Politically and socially, the most powerful demographic, with the exception of White men, is White women. Though still underrepresented in key economic and power positions, White women enjoy numerous social benefits, maintain political power as a “majority” voting body, are still allowed access to the resources provided by White men through marriage or other familial ties and are protected by patriarchal ideas of fragile femininity.
This social hierarchy of “Whiteness,” regardless of gender, becomes particularly evident in the nearly male-absent world of feminism. Though feminism purports itself to be a movement that represents the needs of all women, White dominance remains stubbornly omnipresent, marginalizing the voices and needs of women of color.
For that reason, I’ve created this list to help White women better understand intersectionality and come to better grips with the hurdles that Black and minority women face. It is not meant to splinter, or further divide the feminist body, but merely written with the hope that the power bestowed upon White women, as a result of White supremacy, can be used for the betterment of others. Keep reading »
What would my life be like if I wasn’t white? If I didn’t benefit from white privilege? Certainly being female provides me with a tablespoon’s-worth of inequality perspective, but that’s nothing when it’s measured against a gallon’s-worth of racial inequality.
When I consider how charmed my life has been – not by virtue of a lifetime’s worth of law-abiding, responsible decisions, no – due to the invisibility afforded me thanks to the color of my skin. No one was paying attention to a middle-class, white, teen-aged girl as a potential law-breaker. In point of fact, my teen-aged self only caught law enforcement attention when I was with my black friends. Because then, and only then, was I suspect. Keep reading »
About five years ago, my sister relayed a story to me about a professor she had at New Jersey City University who had his own book, Into the Heart: One Man’s Pursuit of Love and Knowledge among the Yanomama, listed as required reading on his syllabus. My sister refused to purchase the book. It was not merely a protest against a professor taking advantage of his students to sell his own work, it was a protest against white privilege and most importantly: RAPE. Keep reading »

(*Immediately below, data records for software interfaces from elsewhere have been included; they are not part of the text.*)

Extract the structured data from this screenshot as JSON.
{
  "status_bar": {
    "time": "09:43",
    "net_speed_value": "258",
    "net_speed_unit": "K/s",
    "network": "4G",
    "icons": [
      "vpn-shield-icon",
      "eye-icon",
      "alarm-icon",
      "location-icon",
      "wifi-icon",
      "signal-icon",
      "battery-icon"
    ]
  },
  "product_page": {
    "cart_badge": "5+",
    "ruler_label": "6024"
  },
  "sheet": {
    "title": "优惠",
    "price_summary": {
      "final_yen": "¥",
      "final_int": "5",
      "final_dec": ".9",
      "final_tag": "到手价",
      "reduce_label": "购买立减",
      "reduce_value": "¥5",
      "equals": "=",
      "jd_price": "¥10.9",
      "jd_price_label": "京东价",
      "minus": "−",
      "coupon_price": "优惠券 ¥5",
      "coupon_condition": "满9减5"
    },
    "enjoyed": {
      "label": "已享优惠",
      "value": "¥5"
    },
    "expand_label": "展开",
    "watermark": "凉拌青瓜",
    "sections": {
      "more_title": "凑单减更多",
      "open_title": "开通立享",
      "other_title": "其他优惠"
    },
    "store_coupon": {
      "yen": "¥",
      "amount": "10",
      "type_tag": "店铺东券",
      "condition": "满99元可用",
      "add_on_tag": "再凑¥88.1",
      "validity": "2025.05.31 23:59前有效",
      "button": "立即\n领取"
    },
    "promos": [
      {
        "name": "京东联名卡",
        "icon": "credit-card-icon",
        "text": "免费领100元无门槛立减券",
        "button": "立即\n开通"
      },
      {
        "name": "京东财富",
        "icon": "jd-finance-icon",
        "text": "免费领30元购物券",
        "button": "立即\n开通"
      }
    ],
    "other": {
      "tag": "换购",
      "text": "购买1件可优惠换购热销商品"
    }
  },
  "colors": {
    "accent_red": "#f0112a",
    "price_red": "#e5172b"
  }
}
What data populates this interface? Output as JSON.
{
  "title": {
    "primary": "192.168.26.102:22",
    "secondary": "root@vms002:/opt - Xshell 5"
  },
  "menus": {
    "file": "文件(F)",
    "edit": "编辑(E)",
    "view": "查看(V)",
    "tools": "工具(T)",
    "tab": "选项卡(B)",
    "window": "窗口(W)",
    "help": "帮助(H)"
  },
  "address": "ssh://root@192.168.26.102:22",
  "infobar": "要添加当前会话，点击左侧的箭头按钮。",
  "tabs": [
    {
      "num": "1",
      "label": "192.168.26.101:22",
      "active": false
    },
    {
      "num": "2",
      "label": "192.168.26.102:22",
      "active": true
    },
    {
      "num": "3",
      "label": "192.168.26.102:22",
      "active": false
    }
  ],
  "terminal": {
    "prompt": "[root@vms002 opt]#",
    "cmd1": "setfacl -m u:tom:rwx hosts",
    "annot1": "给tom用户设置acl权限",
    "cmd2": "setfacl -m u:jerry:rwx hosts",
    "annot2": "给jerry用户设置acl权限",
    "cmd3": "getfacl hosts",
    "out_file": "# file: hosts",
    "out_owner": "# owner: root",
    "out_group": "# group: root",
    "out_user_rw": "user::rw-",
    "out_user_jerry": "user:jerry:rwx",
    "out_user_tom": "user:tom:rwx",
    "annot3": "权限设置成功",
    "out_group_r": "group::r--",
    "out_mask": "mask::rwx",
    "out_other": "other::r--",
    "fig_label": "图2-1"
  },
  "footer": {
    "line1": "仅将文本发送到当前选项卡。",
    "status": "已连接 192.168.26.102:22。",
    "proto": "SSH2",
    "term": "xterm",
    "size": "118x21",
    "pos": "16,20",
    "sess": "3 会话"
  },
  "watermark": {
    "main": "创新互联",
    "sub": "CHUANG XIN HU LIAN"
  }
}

I am a 23-year-old black woman who, for a long time, tried to have discussions with white people about racism in America. I went to a white, liberal college in New York City where I thought such exchanges were welcomed. I actually believed there could be such a thing as a productive conversation on the matter, some type of engagement, a debate. I wrote speeches about the wealth gap between black and white families (a staggering $100,000 difference), the unforgivable incarceration rate of black men, the discriminatory education system. I even made a video about the misrepresentation and misuse of black women by pop culture and the media. Most of my revelations were met with silence and blank stares by my class of mostly white peers. Eventually the professor, typically a white man or woman, would clear his/her throat and ask, “Well, any questions for Tiffanie?” The students would whisper amongst themselves, but oddly, I was never asked to elaborate. It was understood, in their opinion, that I was the overly sensitive, angry black woman. The racist; a race baiter. Keep reading »
As will probably become very obvious over the course of this essay, I don’t have an academic background in feminism or gender studies. In fact, I’ve taken exactly one women’s studies class, my freshman year of college, and while I enjoyed the reading list and some of the class discussions, the academic side of feminism didn’t appeal to me.
For me, feminism is more of a basic instinct than a complex thought process. I have always been a feminist because I feel feminism in my bones. Since I was very young, I knew that men and women should be equal, that it was wrong that we weren’t, and that I would do whatever I could to help achieve gender equality. Of course I was a feminist. Keep reading »